Exercise brief
Would you write the data out once more, exactly as it is?

:: Records supplied

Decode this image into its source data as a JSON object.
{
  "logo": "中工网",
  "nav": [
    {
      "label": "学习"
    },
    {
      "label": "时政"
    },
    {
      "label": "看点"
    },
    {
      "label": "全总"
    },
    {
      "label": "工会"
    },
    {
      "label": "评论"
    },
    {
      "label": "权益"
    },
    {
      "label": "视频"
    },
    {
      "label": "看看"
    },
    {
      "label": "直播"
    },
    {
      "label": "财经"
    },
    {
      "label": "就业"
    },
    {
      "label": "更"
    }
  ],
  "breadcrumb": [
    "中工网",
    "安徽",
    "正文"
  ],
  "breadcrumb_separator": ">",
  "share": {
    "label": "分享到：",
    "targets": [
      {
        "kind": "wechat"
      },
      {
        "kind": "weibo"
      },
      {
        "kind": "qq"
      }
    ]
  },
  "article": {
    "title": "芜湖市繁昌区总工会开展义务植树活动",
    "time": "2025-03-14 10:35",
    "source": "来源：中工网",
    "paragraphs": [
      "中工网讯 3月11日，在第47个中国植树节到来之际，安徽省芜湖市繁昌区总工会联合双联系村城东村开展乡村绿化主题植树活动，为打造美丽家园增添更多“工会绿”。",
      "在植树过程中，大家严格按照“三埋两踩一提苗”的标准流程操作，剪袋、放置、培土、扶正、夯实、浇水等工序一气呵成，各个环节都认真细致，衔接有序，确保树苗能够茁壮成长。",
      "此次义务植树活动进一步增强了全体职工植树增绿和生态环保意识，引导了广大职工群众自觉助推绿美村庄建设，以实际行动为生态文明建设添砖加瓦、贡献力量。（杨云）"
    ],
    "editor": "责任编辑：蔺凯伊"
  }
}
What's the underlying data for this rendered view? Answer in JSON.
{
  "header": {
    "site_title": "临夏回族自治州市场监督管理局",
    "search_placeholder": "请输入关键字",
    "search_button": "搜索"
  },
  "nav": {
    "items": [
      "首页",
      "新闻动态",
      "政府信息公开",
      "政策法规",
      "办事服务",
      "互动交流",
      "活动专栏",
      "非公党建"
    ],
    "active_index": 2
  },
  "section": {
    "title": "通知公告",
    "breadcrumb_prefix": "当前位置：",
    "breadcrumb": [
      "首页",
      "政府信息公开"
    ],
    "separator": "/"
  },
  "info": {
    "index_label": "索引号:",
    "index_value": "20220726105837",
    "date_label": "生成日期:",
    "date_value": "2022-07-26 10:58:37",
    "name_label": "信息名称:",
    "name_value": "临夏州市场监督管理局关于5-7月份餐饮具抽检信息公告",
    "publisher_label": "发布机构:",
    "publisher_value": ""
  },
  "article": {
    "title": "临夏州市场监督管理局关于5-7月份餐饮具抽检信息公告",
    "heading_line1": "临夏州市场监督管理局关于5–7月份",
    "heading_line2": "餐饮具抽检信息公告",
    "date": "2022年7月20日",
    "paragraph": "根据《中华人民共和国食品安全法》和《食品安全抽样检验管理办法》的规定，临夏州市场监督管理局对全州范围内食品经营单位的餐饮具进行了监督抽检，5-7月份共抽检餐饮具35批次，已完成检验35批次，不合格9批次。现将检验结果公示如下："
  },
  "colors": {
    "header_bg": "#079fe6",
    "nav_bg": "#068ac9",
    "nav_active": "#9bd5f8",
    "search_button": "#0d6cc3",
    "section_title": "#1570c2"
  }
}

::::

Problem solution
Decode this image into its source data as a JSON object.
{
  "logo": "中工网",
  "nav": [
    {
      "label": "学习"
    },
    {
      "label": "时政"
    },
    {
      "label": "看点"
    },
    {
      "label": "全总"
    },
    {
      "label": "工会"
    },
    {
      "label": "评论"
    },
    {
      "label": "权益"
    },
    {
      "label": "视频"
    },
    {
      "label": "看看"
    },
    {
      "label": "直播"
    },
    {
      "label": "财经"
    },
    {
      "label": "就业"
    },
    {
      "label": "更"
    }
  ],
  "breadcrumb": [
    "中工网",
    "安徽",
    "正文"
  ],
  "breadcrumb_separator": ">",
  "share": {
    "label": "分享到：",
    "targets": [
      {
        "kind": "wechat"
      },
      {
        "kind": "weibo"
      },
      {
        "kind": "qq"
      }
    ]
  },
  "article": {
    "title": "芜湖市繁昌区总工会开展义务植树活动",
    "time": "2025-03-14 10:35",
    "source": "来源：中工网",
    "paragraphs": [
      "中工网讯 3月11日，在第47个中国植树节到来之际，安徽省芜湖市繁昌区总工会联合双联系村城东村开展乡村绿化主题植树活动，为打造美丽家园增添更多“工会绿”。",
      "在植树过程中，大家严格按照“三埋两踩一提苗”的标准流程操作，剪袋、放置、培土、扶正、夯实、浇水等工序一气呵成，各个环节都认真细致，衔接有序，确保树苗能够茁壮成长。",
      "此次义务植树活动进一步增强了全体职工植树增绿和生态环保意识，引导了广大职工群众自觉助推绿美村庄建设，以实际行动为生态文明建设添砖加瓦、贡献力量。（杨云）"
    ],
    "editor": "责任编辑：蔺凯伊"
  }
}
What's the underlying data for this rendered view? Answer in JSON.
{
  "header": {
    "site_title": "临夏回族自治州市场监督管理局",
    "search_placeholder": "请输入关键字",
    "search_button": "搜索"
  },
  "nav": {
    "items": [
      "首页",
      "新闻动态",
      "政府信息公开",
      "政策法规",
      "办事服务",
      "互动交流",
      "活动专栏",
      "非公党建"
    ],
    "active_index": 2
  },
  "section": {
    "title": "通知公告",
    "breadcrumb_prefix": "当前位置：",
    "breadcrumb": [
      "首页",
      "政府信息公开"
    ],
    "separator": "/"
  },
  "info": {
    "index_label": "索引号:",
    "index_value": "20220726105837",
    "date_label": "生成日期:",
    "date_value": "2022-07-26 10:58:37",
    "name_label": "信息名称:",
    "name_value": "临夏州市场监督管理局关于5-7月份餐饮具抽检信息公告",
    "publisher_label": "发布机构:",
    "publisher_value": ""
  },
  "article": {
    "title": "临夏州市场监督管理局关于5-7月份餐饮具抽检信息公告",
    "heading_line1": "临夏州市场监督管理局关于5–7月份",
    "heading_line2": "餐饮具抽检信息公告",
    "date": "2022年7月20日",
    "paragraph": "根据《中华人民共和国食品安全法》和《食品安全抽样检验管理办法》的规定，临夏州市场监督管理局对全州范围内食品经营单位的餐饮具进行了监督抽检，5-7月份共抽检餐饮具35批次，已完成检验35批次，不合格9批次。现将检验结果公示如下："
  },
  "colors": {
    "header_bg": "#079fe6",
    "nav_bg": "#068ac9",
    "nav_active": "#9bd5f8",
    "search_button": "#0d6cc3",
    "section_title": "#1570c2"
  }
}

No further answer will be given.